The cultural influences that shape how we lead (and follow)
Leadership is often viewed as a static or neutral concept – perhaps rooted in the traits of a particularly capable individual, or determined by the situation in which leadership is required. In fact, how we lead is profoundly influenced by our culture and it changes over time. The best evidence for this that I know comes in Simon Western’s Leadership: A Critical Text – a survey of the concept and practice leadership from the early 20th Century on.
Simon identifies four discourses of leadership that have been influential over the period: controller, therapist, messiah and eco-leader.
Controller came to prominence in the early 1900s, when factory production was dominant and alongside it a nascent “science” of management. The controller discourse emphasises efficiency and productivity. It views the task of leaders as managing people like any other production input – to be utilised effectively.
The therapist discourse arose from a critique of scientific rationalism after the Second World War. Events such as the Holocaust, Hiroshima and the Dresden bombings caused people to question the excesses of the technocratic mindset. The therapist discourse emphasises more human considerations such as relationships and motivation.
In the later part of the 20th Century, a view of leaders as visionaries came to the fore. The messiah discourse elevates charismatic individuals who seek to manage people by inspiring them. It emphasises the orchestration of an organisational culture which will encourage followers to align with the leader’s vision. It grew out of a critique of mid-century liberalism articulated by fundamentalist religious movements. This helps explain why it spawned a kind of corporate fundamentalism that has come to be known as neoliberalism.
The roots of the eco-leader discourse are found in the dawn of the networked society. Its characteristics are seen in protest movements that emerged around the turn of the century: the anti-globalisation movement, Occupy and the Arab Spring. It has a more social and ethical orientation, and emphasises influence through connections more than through formal channels of authority.
I trained with Simon Western a few years ago and use his discourses in my work. Their great strength is how well the discourses resonate with people: they recognise themselves and their colleagues in them. The discourses provide a language by which people can discuss what it is to lead. This is testimony to the fact that all four of the discourses remain at play in organisations today. And necessarily so. The controller discourse might have its roots in the rise of great manufacturing enterprises, but few businesses can survive long without some orientation to the controller, however networked or visionary they are.

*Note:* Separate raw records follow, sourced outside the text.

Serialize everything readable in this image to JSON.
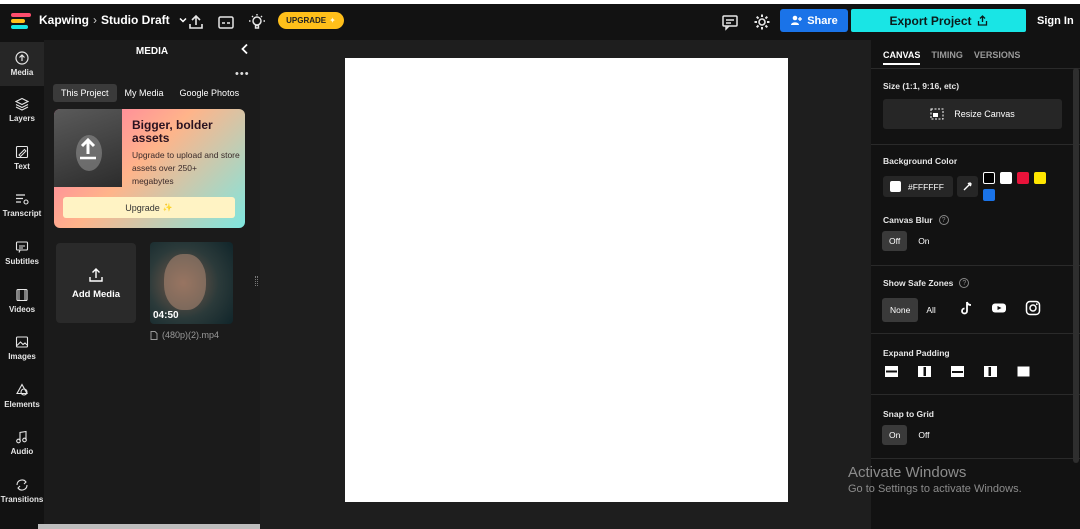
{
  "topbar": {
    "brand": "Kapwing",
    "project": "Studio Draft",
    "upgrade_label": "UPGRADE",
    "share_label": "Share",
    "export_label": "Export Project",
    "signin_label": "Sign In"
  },
  "rail": {
    "items": [
      {
        "label": "Media"
      },
      {
        "label": "Layers"
      },
      {
        "label": "Text"
      },
      {
        "label": "Transcript"
      },
      {
        "label": "Subtitles"
      },
      {
        "label": "Videos"
      },
      {
        "label": "Images"
      },
      {
        "label": "Elements"
      },
      {
        "label": "Audio"
      },
      {
        "label": "Transitions"
      }
    ]
  },
  "media_panel": {
    "title": "MEDIA",
    "tabs": [
      "This Project",
      "My Media",
      "Google Photos"
    ],
    "promo": {
      "title": "Bigger, bolder assets",
      "text": "Upgrade to upload and store assets over 250+ megabytes",
      "button": "Upgrade"
    },
    "add_media_label": "Add Media",
    "file": {
      "duration": "04:50",
      "name": "(480p)(2).mp4"
    }
  },
  "right_panel": {
    "tabs": [
      "CANVAS",
      "TIMING",
      "VERSIONS"
    ],
    "size_label": "Size (1:1, 9:16, etc)",
    "resize_label": "Resize Canvas",
    "bg_label": "Background Color",
    "bg_value": "#FFFFFF",
    "swatches": [
      "#000000",
      "#ffffff",
      "#e8133a",
      "#ffe600",
      "#1a73e8"
    ],
    "blur_label": "Canvas Blur",
    "blur_options": [
      "Off",
      "On"
    ],
    "safe_label": "Show Safe Zones",
    "safe_options": [
      "None",
      "All"
    ],
    "padding_label": "Expand Padding",
    "snap_label": "Snap to Grid",
    "snap_options": [
      "On",
      "Off"
    ]
  },
  "watermark": {
    "line1": "Activate Windows",
    "line2": "Go to Settings to activate Windows."
  },
  "colors": {
    "accent_share": "#1a73e8",
    "accent_export": "#19e5e5",
    "upgrade": "#ffbf1a"
  }
}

That said, I find the identification of the eco-leader discourse more speculative than the other three. While the controller, therapist and messiah discourses are historical phenomena, it is still an open question what form the prevailing discourse that grows out of the networked society will take. Certainly a reaction to neoliberalism and globalisation is taking shape. The socially conscious, ethically informed discourse that Simon Western highlights may be in the mix but seems increasingly unlikely to prevail.
By linking each of the discourses to the cultural and political undercurrents that gave rise to them, Simon Western demonstrates how leadership is not a behavioural act of individuals but is formed socially. Leaders are shaped by their cultures as much as they shape them. And this goes for their followers too: the authority we give leaders is culturally formed.

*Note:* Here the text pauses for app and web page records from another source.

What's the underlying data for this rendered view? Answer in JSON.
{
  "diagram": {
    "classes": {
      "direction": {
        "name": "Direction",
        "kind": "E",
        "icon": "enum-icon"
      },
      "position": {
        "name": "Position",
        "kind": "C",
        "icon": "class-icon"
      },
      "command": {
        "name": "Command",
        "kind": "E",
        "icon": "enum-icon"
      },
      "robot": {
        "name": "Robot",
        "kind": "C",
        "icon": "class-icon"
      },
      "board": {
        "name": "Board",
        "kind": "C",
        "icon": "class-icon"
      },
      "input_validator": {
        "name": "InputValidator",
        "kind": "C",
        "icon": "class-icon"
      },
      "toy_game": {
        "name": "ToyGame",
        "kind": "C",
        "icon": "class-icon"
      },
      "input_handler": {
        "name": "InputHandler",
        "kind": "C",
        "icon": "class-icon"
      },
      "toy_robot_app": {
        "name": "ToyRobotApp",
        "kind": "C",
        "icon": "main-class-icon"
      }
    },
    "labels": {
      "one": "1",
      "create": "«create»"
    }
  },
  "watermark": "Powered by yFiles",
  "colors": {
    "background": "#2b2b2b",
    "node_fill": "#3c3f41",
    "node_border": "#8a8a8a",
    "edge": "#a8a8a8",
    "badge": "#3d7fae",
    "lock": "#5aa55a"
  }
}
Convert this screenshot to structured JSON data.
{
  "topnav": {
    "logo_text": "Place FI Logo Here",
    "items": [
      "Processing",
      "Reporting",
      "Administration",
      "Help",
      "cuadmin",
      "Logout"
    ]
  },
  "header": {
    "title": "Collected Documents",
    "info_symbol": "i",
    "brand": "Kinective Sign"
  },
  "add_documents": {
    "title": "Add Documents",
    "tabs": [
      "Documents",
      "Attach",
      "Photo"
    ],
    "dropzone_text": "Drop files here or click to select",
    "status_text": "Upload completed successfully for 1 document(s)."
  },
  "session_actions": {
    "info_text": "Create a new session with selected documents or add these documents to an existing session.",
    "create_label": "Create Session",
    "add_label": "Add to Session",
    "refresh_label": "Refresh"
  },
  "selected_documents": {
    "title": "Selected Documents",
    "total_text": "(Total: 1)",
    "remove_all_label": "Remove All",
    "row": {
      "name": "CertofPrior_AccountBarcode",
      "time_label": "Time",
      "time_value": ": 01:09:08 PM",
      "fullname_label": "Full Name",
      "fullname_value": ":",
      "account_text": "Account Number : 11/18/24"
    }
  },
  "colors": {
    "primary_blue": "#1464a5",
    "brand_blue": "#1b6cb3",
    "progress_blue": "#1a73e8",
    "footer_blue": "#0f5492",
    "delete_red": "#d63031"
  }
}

As Chris Dillow notes, our constructs around leadership are freighted with moral meanings. The messiah discourse, which Chris calls the “great men” theory of leadership, explains things that otherwise don’t make sense – like:
“Why so many on the right are relaxed about inequality even though it often arises from market failure. It’s because success even in a rigged market is to be applauded. The general who wins a battle is seen as a hero even if the battle wasn’t fought on a level field. Why should things be different in other domains in which heroism is revealed.”

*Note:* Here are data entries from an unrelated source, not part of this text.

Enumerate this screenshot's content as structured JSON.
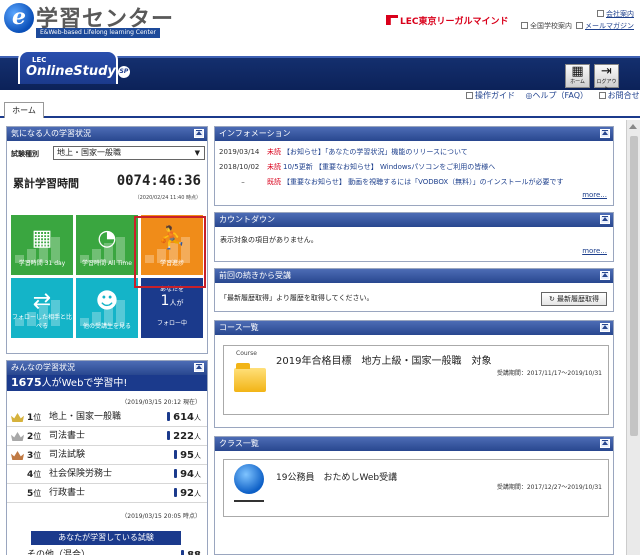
{
  "header": {
    "logo_title": "学習センター",
    "logo_sub": "E&Web-based Lifelong learning Center",
    "lec_brand": "レL̲EC東京リーガルマインド",
    "link_company": "会社案内",
    "link_school": "全国学校案内",
    "link_magazine": "メールマガジン"
  },
  "band": {
    "brand_small": "LEC",
    "brand_main": "OnlineStudy",
    "brand_badge": "SP",
    "home_label": "ホーム",
    "logout_label": "ログアウト"
  },
  "tabs": {
    "home": "ホーム"
  },
  "help_links": {
    "guide": "操作ガイド",
    "help": "ヘルプ（FAQ）",
    "contact": "お問合せ"
  },
  "study": {
    "header": "気になる人の学習状況",
    "type_label": "試験種別",
    "type_value": "地上・国家一般職",
    "total_label": "累計学習時間",
    "total_time": "0074:46:36",
    "total_date": "（2020/02/24 11:40 時点）",
    "tiles": {
      "t1": "学習時間 31 day",
      "t2": "学習時間 All Time",
      "t3": "学習進捗",
      "t4": "フォローした相手と比べる",
      "t5": "他の受講生を見る"
    },
    "follow": {
      "line1": "あなたを",
      "count": "1",
      "unit": "人が",
      "line3": "フォロー中"
    }
  },
  "ranking": {
    "header": "みんなの学習状況",
    "count": "1675",
    "count_suffix": "人がWebで学習中!",
    "date_top": "（2019/03/15 20:12 現在）",
    "rows": [
      {
        "pos": "1",
        "unit": "位",
        "name": "地上・国家一般職",
        "count": "614",
        "cunit": "人"
      },
      {
        "pos": "2",
        "unit": "位",
        "name": "司法書士",
        "count": "222",
        "cunit": "人"
      },
      {
        "pos": "3",
        "unit": "位",
        "name": "司法試験",
        "count": "95",
        "cunit": "人"
      },
      {
        "pos": "4",
        "unit": "位",
        "name": "社会保険労務士",
        "count": "94",
        "cunit": "人"
      },
      {
        "pos": "5",
        "unit": "位",
        "name": "行政書士",
        "count": "92",
        "cunit": "人"
      }
    ],
    "date_bottom": "（2019/03/15 20:05 時点）",
    "button": "あなたが学習している試験",
    "other_label": "その他（混合）",
    "other_count": "88"
  },
  "info": {
    "header": "インフォメーション",
    "items": [
      {
        "date": "2019/03/14",
        "tag": "未読",
        "text": "【お知らせ】「あなたの学習状況」機能のリリースについて"
      },
      {
        "date": "2018/10/02",
        "tag": "未読",
        "text": "10/5更新 【重要なお知らせ】 Windowsパソコンをご利用の皆様へ"
      },
      {
        "date": "–",
        "tag": "既読",
        "text": "【重要なお知らせ】 動画を視聴するには「VODBOX（無料）」のインストールが必要です"
      }
    ],
    "more": "more..."
  },
  "countdown": {
    "header": "カウントダウン",
    "text": "表示対象の項目がありません。",
    "more": "more..."
  },
  "resume": {
    "header": "前回の続きから受講",
    "text": "「最新履歴取得」より履歴を取得してください。",
    "button": "最新履歴取得"
  },
  "courses": {
    "header": "コース一覧",
    "label": "Course",
    "title": "2019年合格目標　地方上級・国家一般職　対象",
    "period": "受講期間：2017/11/17～2019/10/31"
  },
  "classes": {
    "header": "クラス一覧",
    "title": "19公務員　おためしWeb受講",
    "period": "受講期間：2017/12/27～2019/10/31"
  },
  "colors": {
    "navy": "#1b3a8c",
    "green": "#3aa640",
    "orange": "#f08c19",
    "cyan": "#14b4c8",
    "red": "#d9001b"
  }
}
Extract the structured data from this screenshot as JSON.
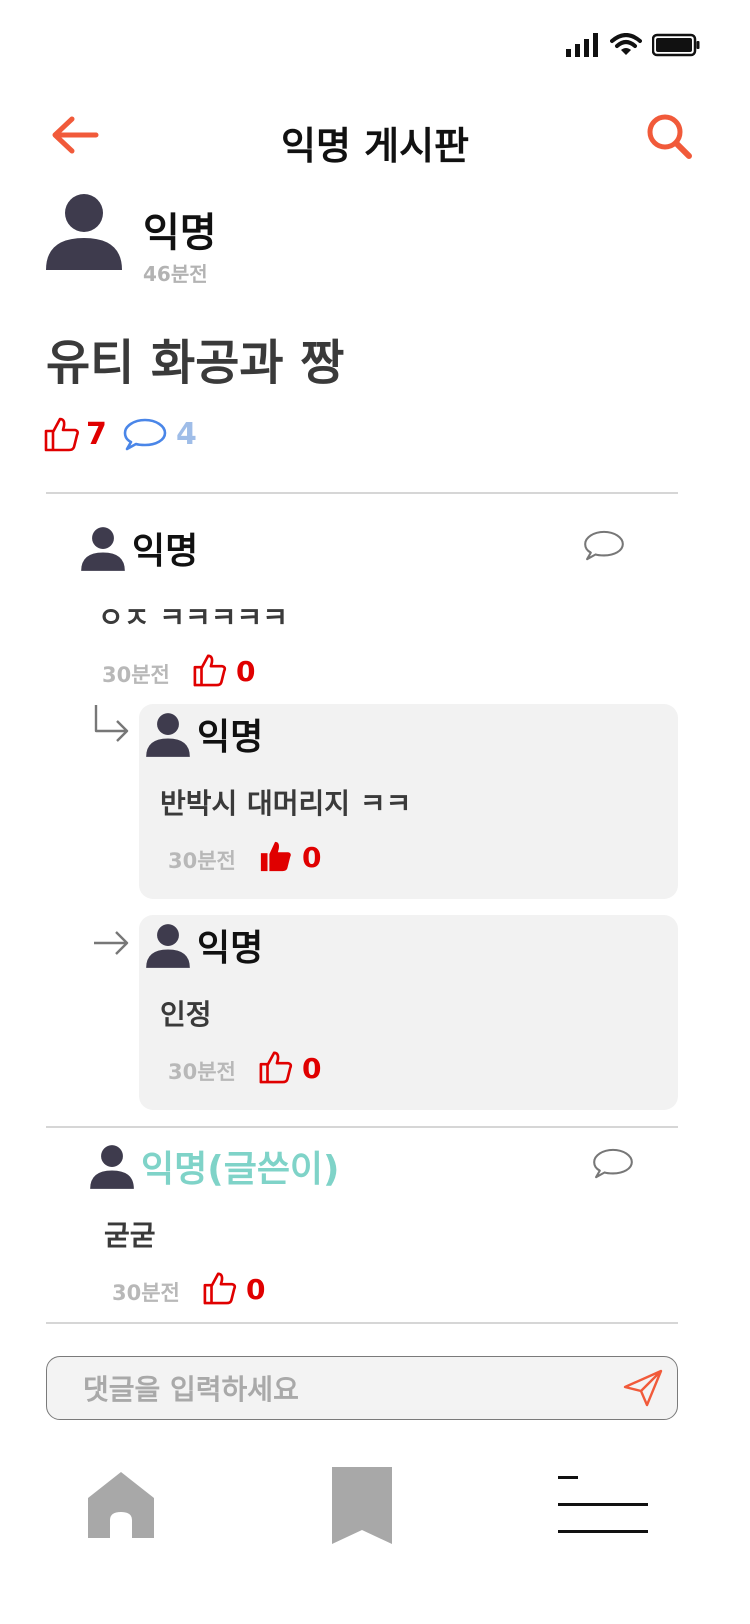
{
  "header": {
    "title": "익명 게시판",
    "back_icon": "arrow-left-icon",
    "search_icon": "search-icon"
  },
  "post": {
    "author": "익명",
    "time": "46분전",
    "title": "유티 화공과 짱",
    "likes": "7",
    "comments": "4"
  },
  "comments": [
    {
      "author": "익명",
      "text": "ㅇㅈ ㅋㅋㅋㅋㅋ",
      "time": "30분전",
      "likes": "0",
      "replies": [
        {
          "author": "익명",
          "text": "반박시 대머리지 ㅋㅋ",
          "time": "30분전",
          "likes": "0",
          "liked": true
        },
        {
          "author": "익명",
          "text": "인정",
          "time": "30분전",
          "likes": "0",
          "liked": false
        }
      ]
    },
    {
      "author": "익명(글쓴이)",
      "text": "굳굳",
      "time": "30분전",
      "likes": "0"
    }
  ],
  "comment_input": {
    "placeholder": "댓글을 입력하세요"
  },
  "colors": {
    "accent": "#f15a3a",
    "like_red": "#e00000",
    "writer_teal": "#7fd3c8",
    "comment_blue": "#4a86e8",
    "avatar": "#3e3b4d"
  },
  "bottom_nav": [
    "home-icon",
    "bookmark-icon",
    "menu-icon"
  ]
}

I would go further and say the cultural acceptance of the messiah discourse – that is, its becoming the received wisdom of its age – explains why elites were given so much latitude to embed incentives that gave rise to inequalities.
That ship has sailed and we are now dealing with the widespread reaction against neoliberalism, globalisation and possibly democracy.
The messiah discourse is indeed in the process of being superseded by a new discourse. But its successor is shaping up to be much darker than the cuddly eco-leader that had seemed possible only a few years ago.
Download Simon Western’s overview of the leadership discourses.
Take the WILD questionnaire to discover your preferences among the leadership discourses.